Intel has pledged to reduce its direct greenhouse gas emissions by 10 percent on a per-chip basis by 2020 compared to 2010 levels, and announced a 34 percent reduction in its total CO2 emissions last year. The company has also committed to a host of other goals covering its building practices, the efficiency of its computers, energy use, water use and waste, in its 2011 corporate responsibility report.
In 2010 the company recorded an emission score of 34 on its internal normalized production index, where a score of 100 indicates levels identical to those in 2000. In 2011 this figure dropped to 21. These figures mean that the company’s emissions on a per-chip basis fell 39 percent year-on-year, the report states.
In 2011, Intel’s Scope 1 and Scope 2 emissions totaled 3.2 million metric tons of carbon dioxide equivalent. Some 1 million of those metric tons of CO2e came from Scope 1 emissions. Around 1.4 million tons of the company’s emissions were offset with the purchase of renewable energy credits, the report says.
In 2011, Intel used 5.3 billion kWh of electricity, up by two percent from 5.2 billion kWh in 2010. However, when normalized against chip production, the company’s energy use flatlined year-on-year, and Intel’s energy use declined 19 percent from 2010 to 2011 when normalized against revenue, the report says. In 2011, the company used 1.66 kWh per dollar of revenue, down from 2.06 kWh per dollar in 2010.
The company has pledged to achieve additional energy savings of 1.4 billion kWh from 2012 to 2015, and publish additional energy conservation targets for 2016-2020 in its 2012 report. Intel also committed to increasing the energy efficiency of its notebook computers and data center products by 25 times by 2020, from 2010 levels.
In 2011, the company invested $13 million in resource conservation and efficiency projects aimed at reducing its energy use. Projects included more efficient lighting and system controls; boiler and chilled-water system improvements; and more efficient HVAC and heat recovery improvements in its labs. Intel says it has invested $58 million in such projects since 2001. In 2011, these projects reduced energy costs by $10.9 million, the company says.

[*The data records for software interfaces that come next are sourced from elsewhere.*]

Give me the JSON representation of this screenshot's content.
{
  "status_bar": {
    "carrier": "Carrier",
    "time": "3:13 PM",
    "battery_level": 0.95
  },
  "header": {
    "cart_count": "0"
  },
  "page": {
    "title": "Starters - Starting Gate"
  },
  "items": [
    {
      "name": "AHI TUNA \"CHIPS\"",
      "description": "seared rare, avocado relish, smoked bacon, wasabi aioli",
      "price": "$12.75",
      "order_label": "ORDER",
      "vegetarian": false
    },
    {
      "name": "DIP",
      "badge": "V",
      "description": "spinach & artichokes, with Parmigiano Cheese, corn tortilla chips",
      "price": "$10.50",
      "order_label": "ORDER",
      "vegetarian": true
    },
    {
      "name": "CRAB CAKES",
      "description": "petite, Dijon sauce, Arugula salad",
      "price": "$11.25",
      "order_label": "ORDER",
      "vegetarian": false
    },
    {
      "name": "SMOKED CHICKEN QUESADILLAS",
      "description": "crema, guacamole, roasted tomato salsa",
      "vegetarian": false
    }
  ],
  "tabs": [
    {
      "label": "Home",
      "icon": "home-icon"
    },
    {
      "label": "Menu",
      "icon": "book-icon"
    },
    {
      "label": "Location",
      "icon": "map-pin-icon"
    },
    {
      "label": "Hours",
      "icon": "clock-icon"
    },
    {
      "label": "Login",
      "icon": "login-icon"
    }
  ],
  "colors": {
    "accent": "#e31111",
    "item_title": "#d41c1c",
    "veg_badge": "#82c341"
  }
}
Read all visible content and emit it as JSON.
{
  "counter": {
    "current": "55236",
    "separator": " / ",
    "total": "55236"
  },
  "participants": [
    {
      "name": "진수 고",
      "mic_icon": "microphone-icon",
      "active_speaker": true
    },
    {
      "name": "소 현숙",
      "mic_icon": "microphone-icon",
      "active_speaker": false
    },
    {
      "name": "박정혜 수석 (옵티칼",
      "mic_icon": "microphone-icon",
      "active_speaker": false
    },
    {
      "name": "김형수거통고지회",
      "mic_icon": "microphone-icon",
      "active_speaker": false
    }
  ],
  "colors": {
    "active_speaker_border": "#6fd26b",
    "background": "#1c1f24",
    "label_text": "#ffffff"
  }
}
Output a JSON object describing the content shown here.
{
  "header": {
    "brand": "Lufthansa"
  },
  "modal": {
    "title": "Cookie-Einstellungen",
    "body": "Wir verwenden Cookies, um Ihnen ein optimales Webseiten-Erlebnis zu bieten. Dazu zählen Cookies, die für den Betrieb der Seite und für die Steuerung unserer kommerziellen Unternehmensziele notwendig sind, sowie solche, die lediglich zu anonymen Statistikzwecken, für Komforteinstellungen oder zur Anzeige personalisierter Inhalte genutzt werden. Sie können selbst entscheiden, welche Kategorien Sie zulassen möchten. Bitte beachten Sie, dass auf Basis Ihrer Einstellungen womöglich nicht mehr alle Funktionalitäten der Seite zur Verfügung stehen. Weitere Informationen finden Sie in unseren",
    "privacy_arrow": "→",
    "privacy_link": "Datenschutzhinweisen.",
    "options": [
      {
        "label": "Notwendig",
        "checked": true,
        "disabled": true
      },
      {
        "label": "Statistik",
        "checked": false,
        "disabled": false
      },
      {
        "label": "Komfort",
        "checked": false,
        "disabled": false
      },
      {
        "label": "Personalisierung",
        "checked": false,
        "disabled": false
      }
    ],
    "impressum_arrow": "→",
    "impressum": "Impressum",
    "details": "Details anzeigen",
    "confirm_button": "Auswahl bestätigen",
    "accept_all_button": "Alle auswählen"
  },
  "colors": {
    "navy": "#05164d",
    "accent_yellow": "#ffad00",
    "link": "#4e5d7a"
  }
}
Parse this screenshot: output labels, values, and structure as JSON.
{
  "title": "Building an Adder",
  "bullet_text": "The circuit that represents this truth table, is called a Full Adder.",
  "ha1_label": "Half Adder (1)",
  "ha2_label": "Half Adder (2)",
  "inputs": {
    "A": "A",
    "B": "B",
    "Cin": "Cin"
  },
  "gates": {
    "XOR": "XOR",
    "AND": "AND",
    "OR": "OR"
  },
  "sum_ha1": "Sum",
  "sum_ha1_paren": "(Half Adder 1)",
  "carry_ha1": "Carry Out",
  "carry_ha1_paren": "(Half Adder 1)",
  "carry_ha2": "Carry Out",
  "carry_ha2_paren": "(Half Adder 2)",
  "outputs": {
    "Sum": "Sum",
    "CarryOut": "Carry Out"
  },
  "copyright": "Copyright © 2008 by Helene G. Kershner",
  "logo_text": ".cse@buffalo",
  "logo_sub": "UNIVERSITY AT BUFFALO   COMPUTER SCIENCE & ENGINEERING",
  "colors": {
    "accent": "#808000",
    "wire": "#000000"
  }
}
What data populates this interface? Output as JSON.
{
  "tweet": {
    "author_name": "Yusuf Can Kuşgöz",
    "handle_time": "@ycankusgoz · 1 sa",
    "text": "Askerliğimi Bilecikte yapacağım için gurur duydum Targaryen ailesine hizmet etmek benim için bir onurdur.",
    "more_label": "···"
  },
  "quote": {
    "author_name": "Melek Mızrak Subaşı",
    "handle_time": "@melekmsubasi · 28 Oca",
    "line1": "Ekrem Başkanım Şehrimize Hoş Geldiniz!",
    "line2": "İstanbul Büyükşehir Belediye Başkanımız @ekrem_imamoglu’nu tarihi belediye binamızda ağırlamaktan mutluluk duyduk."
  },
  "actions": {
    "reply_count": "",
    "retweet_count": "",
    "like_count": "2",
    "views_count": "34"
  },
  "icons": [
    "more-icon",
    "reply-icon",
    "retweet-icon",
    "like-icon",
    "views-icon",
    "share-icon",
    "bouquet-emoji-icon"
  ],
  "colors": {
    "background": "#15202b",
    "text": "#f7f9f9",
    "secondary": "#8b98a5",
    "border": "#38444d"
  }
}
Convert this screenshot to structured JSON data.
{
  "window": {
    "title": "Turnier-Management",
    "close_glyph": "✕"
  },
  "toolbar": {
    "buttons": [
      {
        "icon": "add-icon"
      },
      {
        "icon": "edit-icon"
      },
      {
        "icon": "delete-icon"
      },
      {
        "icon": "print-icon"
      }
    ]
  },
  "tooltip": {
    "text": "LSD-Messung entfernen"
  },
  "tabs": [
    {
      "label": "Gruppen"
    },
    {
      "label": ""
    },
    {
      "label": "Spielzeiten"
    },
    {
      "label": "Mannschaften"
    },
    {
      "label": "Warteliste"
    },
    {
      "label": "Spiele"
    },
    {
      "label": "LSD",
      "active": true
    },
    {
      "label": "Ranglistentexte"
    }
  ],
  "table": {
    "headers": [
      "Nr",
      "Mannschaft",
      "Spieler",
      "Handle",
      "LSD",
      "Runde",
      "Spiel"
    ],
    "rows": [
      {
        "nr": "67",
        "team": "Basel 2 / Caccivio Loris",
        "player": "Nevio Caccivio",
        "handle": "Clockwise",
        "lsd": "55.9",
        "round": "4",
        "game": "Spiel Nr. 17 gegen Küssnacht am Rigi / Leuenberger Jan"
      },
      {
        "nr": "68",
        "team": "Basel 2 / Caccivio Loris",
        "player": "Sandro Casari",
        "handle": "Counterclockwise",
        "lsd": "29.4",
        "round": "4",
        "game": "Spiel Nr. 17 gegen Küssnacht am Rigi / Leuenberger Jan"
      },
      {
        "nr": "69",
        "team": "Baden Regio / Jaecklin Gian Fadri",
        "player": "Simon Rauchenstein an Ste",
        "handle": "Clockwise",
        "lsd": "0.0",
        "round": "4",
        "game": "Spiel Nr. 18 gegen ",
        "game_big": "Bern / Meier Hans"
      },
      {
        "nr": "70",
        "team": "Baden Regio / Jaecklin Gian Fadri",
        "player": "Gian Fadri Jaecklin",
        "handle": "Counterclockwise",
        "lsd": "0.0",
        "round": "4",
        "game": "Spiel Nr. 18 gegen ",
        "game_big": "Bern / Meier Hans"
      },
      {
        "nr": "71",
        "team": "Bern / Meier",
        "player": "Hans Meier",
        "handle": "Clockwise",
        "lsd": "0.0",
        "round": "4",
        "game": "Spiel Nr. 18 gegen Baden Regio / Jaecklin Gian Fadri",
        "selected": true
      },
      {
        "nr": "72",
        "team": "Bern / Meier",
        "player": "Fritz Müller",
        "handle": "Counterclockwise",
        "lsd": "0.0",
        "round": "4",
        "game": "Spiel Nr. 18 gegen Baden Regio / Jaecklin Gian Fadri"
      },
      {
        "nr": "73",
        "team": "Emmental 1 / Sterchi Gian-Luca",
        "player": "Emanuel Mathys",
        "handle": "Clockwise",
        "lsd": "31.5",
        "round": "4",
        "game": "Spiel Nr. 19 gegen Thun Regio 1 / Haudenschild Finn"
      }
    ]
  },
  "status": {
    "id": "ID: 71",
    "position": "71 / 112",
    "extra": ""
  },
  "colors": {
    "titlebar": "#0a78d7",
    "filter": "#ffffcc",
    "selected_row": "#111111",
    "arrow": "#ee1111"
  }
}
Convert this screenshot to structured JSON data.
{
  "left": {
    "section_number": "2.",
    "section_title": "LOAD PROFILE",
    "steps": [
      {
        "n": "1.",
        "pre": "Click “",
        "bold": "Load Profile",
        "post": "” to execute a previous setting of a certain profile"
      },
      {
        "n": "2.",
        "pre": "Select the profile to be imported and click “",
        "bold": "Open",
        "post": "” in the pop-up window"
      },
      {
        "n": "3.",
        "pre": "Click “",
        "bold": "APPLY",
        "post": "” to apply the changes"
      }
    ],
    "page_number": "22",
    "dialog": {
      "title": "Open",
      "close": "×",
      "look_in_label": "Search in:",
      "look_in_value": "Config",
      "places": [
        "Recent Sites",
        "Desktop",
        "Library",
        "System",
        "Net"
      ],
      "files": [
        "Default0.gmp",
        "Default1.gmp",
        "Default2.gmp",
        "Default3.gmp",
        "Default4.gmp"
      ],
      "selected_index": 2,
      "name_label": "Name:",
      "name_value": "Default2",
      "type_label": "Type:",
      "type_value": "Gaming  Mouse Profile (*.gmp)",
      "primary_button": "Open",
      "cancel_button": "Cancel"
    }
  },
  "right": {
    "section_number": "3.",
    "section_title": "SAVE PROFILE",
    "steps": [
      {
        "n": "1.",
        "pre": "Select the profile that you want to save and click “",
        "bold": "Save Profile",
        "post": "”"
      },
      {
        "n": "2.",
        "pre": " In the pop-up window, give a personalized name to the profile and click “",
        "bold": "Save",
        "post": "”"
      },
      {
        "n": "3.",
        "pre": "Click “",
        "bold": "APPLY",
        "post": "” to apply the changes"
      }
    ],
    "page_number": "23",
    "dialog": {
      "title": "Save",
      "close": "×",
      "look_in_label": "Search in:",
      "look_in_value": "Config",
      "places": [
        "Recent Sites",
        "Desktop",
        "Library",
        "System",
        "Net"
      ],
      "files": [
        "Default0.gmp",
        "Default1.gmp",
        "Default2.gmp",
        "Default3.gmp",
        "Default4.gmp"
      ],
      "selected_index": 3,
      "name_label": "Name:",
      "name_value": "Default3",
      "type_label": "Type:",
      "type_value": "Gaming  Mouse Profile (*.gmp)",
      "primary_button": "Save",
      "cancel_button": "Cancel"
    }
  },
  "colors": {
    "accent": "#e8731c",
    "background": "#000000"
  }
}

For the past four years, Intel has been recognized as the country’s largest voluntary purchaser of green power, under the U.S. Environmental Protection Agency’s Green Power Partnership program. Since 2009, Intel has collaborated with third parties to complete 15 solar electric installations across nine Intel campuses in Arizona, California, New Mexico, Oregon, Israel and Vietnam – collectively generating more than 5 million kWh per year of solar energy.